    regarding sports, I tend to agree with you Chris. I like fast-forwarding early through commercials and watching live for at least the last third of the game or so. something about knowing that’s it’s happening right now, and going with the real action and pauses, makes it a more exciting experience for me.

  2. Chris

    Ted,
    That’s a good point about shows like L O S T that have intricate plotlines. The decline of broadcast TV makes me wonder if writers will start catering more to the DVD experience.

    Another point that I left out of the article is the week to week pause between episodes. I really do think that helps with shows like Battlestar Galactica and L O S T where there is a lot to ponder and get excited about.

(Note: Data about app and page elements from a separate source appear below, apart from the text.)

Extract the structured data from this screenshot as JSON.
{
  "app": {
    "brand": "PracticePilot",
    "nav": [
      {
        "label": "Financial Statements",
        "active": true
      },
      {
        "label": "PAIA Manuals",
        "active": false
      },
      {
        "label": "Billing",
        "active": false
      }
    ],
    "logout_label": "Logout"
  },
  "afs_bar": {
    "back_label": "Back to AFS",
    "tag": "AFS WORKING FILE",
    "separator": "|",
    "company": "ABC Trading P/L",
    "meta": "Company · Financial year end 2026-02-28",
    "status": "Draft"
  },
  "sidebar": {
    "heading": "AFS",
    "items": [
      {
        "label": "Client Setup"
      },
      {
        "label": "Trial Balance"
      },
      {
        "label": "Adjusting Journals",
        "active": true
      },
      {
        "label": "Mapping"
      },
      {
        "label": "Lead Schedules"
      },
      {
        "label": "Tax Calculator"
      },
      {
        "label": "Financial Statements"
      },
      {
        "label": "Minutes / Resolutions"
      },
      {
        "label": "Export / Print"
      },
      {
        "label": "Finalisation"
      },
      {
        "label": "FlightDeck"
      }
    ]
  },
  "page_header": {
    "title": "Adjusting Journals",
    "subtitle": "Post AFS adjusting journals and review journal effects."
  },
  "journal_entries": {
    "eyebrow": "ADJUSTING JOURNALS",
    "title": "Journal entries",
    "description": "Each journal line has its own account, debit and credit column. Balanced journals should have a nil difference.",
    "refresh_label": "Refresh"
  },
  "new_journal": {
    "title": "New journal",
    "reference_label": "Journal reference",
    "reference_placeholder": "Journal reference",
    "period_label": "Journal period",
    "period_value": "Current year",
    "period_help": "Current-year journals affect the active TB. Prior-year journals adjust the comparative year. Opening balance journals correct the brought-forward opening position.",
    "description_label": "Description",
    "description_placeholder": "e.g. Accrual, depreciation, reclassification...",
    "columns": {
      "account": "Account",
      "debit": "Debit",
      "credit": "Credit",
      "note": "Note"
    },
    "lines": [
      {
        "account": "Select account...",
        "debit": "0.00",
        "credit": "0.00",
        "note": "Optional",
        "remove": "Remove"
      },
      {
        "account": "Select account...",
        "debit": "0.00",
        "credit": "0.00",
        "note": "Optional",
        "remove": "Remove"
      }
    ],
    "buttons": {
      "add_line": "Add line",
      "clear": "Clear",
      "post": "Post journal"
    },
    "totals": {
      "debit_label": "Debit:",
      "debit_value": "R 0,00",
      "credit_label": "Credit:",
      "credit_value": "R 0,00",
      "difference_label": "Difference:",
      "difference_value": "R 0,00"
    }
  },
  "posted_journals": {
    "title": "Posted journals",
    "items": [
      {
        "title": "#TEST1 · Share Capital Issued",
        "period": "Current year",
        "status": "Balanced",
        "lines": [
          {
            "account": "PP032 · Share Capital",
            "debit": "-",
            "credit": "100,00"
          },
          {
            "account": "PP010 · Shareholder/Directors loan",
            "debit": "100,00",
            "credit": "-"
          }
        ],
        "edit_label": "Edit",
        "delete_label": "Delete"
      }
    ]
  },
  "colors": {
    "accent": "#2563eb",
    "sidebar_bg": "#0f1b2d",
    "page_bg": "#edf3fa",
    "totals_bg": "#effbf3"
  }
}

  3. Ian

    I think its a strange thing in television to make it so commercials are necessary. I have no issue when I go watch feature length films uninterrupted. I think its more likely that the television program format has forced the creators of these shows into making a product that is attention grabbing enough to make you pardon all the interruptions. Then you have to wonder, do we “naturally” prefer 11 minute chunks of entertainment, or has years of watching television in this format conditioned us to be unable to handle anything longer? I still vote “No” on commercials.

    Oh, The fact that you write it out like L O S T makes you a big dork, among other things.

  4. Chris

    Don’t hate.

  5. Andrea

    I think we need to have a BSG marathon to test your theories, Chris. And by “marathon” I mean more than three episodes.

  6. Chris

    That’s okay 🙂

    We’ll have a L O S T marathon instead.

  7. Ted

    I’ll claim responsibility for Chris’s accurate and awesome spelling of L O S T.

    Also yes, in the article it mentions how writers and producers create different storylines/arcs depending on the medium and whether they know they’ll have interruptions. So my point was that they’re doing things a certain way for L O S T (tv show) which makes it a little different to watch on DVD without the interruptions.

    It goes the other way too. when they put movies on TV. and for some reason they ALWAYS manage to cut to commercial at the worst time… and it almost makes you want to not continue watching after the break because all of the buildup and tension and awesomeness of the movie has just been drained, wrongly.

  8. Chris

    Ted,
    That’s a great point about movies on TV. It does seem that very few channels get it right.

    Actually, I wonder if channels get to decide where the breaks are, or if the movie studio decides when they sell the broadcast rights.